One way to do so it to establish that your former partner was unjustly enriched at your expense – that is, he or she accumulated money and property while you sacrificed by, say, leaving your employment to stay home and care for the children.  A recent Supreme Court of Canada decision clarifies the law regarding this doctrine:

The Supreme Court delivered a unanimous decision regarding the Vanasse and Seguin case and a second case from British Columbia. The court ruled that a person deserves fair compensation for making a sacrifice, such as giving up a career, in support of a partner, when he or she is engaged in a “joint venture” as a common-law couple.

“In my view, where both parties have worked together for the common good, with each making extensive, but different, contributions to the welfare of the other and, as a result, have accumulated assets, the money remedy for unjust enrichment should reflect that reality,” wrote Justice Thomas Cromwell.

“The money remedy in those circumstances should not be based on a minute totting up of the give and take of daily domestic life, but rather should treat the claimant as a co-venture, not as the hired help.”

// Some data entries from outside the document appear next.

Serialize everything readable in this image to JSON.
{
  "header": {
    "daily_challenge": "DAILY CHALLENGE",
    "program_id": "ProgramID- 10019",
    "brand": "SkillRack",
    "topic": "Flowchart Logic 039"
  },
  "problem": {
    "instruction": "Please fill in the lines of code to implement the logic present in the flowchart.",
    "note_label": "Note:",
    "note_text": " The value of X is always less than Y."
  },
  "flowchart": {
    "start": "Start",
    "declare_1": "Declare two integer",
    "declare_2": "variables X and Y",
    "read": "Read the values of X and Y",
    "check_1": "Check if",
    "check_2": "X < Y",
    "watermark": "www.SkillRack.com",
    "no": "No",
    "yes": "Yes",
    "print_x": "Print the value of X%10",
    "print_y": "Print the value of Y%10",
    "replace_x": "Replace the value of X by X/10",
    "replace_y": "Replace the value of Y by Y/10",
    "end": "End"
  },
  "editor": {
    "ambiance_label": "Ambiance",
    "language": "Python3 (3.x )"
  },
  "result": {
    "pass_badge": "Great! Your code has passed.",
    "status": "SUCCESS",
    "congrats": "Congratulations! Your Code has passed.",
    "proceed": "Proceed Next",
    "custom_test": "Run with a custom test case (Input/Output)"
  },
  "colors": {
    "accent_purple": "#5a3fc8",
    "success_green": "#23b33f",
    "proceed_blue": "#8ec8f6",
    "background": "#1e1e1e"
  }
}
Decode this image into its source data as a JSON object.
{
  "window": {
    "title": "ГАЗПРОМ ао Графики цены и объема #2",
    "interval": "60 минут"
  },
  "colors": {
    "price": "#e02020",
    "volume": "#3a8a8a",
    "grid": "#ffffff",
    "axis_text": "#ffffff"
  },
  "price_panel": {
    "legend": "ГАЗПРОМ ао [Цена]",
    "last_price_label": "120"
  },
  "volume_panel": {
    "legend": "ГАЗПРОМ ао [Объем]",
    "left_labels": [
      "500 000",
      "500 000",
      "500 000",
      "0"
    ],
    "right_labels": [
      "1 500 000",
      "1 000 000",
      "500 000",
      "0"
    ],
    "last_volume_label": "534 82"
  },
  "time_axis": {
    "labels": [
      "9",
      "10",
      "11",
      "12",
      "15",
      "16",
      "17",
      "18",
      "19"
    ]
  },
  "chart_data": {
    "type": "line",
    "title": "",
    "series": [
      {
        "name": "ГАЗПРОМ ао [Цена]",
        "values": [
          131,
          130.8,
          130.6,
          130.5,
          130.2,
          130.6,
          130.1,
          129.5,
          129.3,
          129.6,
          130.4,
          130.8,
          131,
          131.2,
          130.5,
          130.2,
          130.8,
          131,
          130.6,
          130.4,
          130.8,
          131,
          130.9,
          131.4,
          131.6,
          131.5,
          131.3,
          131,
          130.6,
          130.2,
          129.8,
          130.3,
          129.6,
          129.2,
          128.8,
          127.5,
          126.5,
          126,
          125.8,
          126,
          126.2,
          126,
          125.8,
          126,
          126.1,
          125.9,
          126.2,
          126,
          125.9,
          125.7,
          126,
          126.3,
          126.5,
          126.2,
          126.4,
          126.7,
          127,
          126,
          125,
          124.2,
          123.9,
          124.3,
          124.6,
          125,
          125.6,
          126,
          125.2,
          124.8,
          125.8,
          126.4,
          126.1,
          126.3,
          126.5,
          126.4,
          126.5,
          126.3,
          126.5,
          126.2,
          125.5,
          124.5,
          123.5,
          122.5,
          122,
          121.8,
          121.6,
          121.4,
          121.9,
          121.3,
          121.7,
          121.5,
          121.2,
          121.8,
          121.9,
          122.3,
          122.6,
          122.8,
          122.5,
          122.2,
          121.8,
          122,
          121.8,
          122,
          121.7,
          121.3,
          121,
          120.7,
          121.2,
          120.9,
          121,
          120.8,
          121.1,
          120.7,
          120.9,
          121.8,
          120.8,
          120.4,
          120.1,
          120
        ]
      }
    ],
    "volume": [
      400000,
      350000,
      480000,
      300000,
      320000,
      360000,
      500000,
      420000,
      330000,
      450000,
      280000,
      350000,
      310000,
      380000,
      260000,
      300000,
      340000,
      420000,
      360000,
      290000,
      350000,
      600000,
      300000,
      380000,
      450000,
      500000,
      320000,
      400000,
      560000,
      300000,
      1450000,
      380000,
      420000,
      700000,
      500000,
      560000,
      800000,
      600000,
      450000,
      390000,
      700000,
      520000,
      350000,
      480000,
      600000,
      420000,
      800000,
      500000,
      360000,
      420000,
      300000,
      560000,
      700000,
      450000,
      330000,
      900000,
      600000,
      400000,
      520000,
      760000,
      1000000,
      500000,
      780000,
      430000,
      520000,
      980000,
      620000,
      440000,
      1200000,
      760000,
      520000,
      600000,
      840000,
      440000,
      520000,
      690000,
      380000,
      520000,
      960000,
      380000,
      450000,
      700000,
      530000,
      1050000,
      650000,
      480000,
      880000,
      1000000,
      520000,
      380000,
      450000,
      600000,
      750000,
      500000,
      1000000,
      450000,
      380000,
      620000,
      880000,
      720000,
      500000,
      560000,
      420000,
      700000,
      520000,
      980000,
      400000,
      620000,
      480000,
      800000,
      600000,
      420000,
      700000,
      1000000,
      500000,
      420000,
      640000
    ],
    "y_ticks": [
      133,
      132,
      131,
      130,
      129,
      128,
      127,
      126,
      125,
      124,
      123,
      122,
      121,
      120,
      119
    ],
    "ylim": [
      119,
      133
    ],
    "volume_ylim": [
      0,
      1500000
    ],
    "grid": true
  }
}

Hunter Phillips, representing Seguin, said that he was disappointed by the ruling, which he believes has loosened conditions for calculating a monetary reward for unmarried couples in a case of “unjust enrichment.”

This concept of “unjust enrichment” is considered to be defined by a case when one spouse is allowed to accumulate wealth because of an arrangement or sacrifice made by the other partner. But Phillips added that the decision does not guarantee automatic joint property rights for all common-law couples.

“There’s a common misconception amongst the public that a common-law marriage means that after some period of cohabitation, there’s automatic property rights,” said Phillips. “That is wrong and that (Supreme Court) decision doesn’t change that at all.”

A concise summary of the case is posted at the excellent Toronto Family Lawyer Blog.  Full decision, in PDF format, here.